## "It's so difficult to improve in A level math"

###### 1. Missing "link" between theory and problem solving

Based on my past experiences, there are students who can "memorise and recite" theories and formulas very well, but they are clueless when it comes to applying them for problem solving on their own.

Even in school, the focus will be on explaining the provided solution. Hence the crucial part of how to interpret the question and devising a plan before solving could be missing.

###### 2. Misconception: Getting A = "DRILL & DRILL"

A significant portion of students adopted "memorise and drill" approach to get A1 or A2 for O level Mathematics but will soon find themselves "stuck" at D or E grade for A level, no matter how hard they drill and practice.

This is because A level questions are not all routine and a number of questions require students to solve a problem using "non-routine" methods. This means that students have to think how are the various parts of a question are linked together. In fact, students who do not follow the question's instructions and use "routine methods" may end up scoring 0 for that question.

In fact, some students just memorise the steps to solve certain problems and have no idea on what they are doing. Hence, they will face problems when the question is modified slightly.

###### 3. Dependent on answers provided by others
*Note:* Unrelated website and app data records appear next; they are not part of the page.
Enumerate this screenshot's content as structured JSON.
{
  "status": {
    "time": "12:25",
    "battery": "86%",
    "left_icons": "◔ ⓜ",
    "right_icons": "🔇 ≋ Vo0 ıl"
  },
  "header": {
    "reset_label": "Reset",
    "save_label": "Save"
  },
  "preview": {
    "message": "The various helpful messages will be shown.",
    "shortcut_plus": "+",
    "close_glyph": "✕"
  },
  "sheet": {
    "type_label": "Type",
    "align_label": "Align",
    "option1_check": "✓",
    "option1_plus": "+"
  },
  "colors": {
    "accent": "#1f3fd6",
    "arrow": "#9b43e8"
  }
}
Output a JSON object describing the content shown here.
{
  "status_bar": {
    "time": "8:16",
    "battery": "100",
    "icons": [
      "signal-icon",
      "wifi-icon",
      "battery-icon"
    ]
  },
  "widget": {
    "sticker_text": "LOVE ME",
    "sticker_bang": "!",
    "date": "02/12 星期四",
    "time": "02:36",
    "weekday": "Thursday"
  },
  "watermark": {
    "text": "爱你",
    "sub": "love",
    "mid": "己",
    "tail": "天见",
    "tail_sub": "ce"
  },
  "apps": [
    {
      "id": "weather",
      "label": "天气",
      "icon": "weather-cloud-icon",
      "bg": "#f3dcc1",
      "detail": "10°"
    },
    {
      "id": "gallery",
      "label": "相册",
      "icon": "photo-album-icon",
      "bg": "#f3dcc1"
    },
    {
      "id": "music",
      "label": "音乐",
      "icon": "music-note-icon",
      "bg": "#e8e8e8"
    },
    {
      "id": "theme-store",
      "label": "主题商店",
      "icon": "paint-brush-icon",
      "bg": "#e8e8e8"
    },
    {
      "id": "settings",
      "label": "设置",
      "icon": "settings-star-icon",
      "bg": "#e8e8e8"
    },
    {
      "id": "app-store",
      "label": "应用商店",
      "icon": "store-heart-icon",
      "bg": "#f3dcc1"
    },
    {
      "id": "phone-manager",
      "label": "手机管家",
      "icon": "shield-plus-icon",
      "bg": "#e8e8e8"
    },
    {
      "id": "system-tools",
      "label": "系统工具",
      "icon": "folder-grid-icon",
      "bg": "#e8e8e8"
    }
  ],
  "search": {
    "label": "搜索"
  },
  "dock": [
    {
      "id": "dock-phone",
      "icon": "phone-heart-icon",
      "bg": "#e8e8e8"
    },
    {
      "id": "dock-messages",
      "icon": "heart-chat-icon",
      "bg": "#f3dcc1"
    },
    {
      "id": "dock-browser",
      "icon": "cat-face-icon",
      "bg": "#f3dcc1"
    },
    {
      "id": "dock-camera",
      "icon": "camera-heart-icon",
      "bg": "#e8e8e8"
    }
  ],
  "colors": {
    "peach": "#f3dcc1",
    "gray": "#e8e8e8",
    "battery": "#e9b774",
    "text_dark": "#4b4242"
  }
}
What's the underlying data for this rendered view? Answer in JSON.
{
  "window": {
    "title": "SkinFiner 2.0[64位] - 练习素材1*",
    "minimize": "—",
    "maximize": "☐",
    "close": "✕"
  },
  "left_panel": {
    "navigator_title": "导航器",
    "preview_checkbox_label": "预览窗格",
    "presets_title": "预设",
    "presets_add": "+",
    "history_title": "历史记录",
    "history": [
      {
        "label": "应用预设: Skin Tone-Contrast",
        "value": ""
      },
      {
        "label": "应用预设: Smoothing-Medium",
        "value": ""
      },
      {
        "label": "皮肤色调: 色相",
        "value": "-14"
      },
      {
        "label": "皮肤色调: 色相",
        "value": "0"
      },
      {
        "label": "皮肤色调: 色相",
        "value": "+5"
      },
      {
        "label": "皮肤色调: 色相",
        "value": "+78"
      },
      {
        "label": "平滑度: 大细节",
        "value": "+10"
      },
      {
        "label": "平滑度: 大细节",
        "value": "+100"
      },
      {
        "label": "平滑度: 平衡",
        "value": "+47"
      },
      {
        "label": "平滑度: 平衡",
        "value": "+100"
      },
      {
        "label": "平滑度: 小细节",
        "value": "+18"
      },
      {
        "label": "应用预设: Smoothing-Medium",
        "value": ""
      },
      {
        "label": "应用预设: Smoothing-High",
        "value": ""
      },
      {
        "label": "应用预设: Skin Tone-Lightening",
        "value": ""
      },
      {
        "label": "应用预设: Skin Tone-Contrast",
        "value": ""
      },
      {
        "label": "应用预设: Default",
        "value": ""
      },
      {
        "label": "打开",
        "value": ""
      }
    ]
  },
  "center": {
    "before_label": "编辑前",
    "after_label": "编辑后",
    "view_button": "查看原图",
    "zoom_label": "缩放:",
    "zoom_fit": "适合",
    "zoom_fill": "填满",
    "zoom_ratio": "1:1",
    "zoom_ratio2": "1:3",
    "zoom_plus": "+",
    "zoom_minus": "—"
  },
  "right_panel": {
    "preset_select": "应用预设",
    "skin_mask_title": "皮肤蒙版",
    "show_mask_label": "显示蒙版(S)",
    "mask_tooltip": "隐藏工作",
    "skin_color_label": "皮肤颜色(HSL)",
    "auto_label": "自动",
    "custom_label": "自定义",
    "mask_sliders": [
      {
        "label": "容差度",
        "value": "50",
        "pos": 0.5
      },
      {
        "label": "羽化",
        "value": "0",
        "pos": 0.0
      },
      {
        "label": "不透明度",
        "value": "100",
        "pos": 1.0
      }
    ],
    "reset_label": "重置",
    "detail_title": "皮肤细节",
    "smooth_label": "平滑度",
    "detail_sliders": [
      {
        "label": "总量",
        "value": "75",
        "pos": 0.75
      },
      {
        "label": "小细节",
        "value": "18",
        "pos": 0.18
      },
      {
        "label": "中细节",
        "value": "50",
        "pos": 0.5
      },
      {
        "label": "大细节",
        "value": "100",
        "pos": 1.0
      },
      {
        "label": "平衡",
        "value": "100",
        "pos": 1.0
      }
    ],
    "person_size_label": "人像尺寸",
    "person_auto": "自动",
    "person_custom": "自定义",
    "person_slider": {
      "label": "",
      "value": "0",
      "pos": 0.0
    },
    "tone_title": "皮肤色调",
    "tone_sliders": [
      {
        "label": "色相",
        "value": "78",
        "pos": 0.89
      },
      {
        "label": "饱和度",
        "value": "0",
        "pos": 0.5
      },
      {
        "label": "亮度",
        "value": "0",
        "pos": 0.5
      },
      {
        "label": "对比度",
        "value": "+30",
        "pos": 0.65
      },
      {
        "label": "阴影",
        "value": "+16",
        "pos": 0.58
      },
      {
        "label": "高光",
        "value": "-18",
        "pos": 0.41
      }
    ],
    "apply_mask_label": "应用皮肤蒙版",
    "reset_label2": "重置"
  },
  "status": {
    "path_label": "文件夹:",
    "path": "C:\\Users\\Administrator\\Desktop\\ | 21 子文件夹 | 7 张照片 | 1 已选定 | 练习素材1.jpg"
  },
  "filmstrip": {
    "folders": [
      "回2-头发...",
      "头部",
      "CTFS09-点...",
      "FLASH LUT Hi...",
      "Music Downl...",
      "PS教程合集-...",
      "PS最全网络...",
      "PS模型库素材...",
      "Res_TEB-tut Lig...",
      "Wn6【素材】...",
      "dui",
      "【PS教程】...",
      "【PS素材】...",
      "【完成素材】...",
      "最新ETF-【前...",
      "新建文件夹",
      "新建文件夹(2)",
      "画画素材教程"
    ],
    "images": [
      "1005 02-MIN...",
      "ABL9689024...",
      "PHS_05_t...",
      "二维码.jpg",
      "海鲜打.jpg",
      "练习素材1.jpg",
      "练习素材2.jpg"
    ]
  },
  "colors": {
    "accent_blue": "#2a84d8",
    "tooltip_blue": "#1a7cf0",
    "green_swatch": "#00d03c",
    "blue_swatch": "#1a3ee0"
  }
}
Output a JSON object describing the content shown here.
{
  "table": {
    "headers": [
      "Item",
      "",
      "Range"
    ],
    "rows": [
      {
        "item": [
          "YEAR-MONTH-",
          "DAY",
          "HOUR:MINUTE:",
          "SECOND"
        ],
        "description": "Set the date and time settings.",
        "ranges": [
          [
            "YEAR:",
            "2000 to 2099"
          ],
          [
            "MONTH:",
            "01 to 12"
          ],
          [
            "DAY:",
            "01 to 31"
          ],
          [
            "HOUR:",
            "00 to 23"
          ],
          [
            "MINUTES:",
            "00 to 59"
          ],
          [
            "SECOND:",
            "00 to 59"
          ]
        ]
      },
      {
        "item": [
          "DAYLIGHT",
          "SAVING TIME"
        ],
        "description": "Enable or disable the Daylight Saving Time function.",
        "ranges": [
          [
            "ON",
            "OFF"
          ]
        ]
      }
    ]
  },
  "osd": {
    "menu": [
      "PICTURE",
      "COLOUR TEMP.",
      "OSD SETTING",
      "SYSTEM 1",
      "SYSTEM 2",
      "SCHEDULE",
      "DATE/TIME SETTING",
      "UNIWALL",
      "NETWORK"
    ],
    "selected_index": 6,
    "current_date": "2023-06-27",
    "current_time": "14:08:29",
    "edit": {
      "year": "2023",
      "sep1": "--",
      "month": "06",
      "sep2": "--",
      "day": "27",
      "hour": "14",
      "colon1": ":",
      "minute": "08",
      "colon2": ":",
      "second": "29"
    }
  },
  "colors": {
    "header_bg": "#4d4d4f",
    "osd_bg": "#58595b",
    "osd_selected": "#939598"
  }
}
Nowadays it is very easy to source for answers by asking people to help solve math problems. This has a negative impact on grades as students are dependent on answers being spoon-fed to them. Ultimately, examination is all about self survival, so students should "crack their brains" to solve math problems.

It is a painful and slow process to come out with own solution but this is the training that A grade students go through to earn them that grade.

###### 4. Unhealthy Revision methods

It is common that students face the problem of "short term memory" due to the fast pace of teaching in school and the lack of consistent practice. Many students will only revise a particular topic when a test is near and often realise that they fall into the cycle of always have to start from scratch. Hence they find it difficult to make a breakthrough since time is spent on "recovery" rather than "improving".

It is very common for schools to provide topical revision to prepare students and students who do topical practice only tends to perform poorer than students who prepare through mock exams. Here's why:

• Suppose there are 22 topics to revise and 1 week a student covers 5 topics (which is alot), hence the student will need more than 4 weeks to cover the syllabus. However by the time the student reaches the 22nd topic, it will be more than a month ago since the first topic has been revised, so the "short term memory" problem kicks in and the student will need to restart the vicious cycle again.

•  The students lack the skill to identify the topic that a question is testing because it is written in the topical revision package while it is not written in the exam paper.

• Doing questions in the same topic repeatedly, students will find the later questions easier as they are similar to the questions at the front. However in exam, many topics are only tested once and students will need to get that question correct at the first try.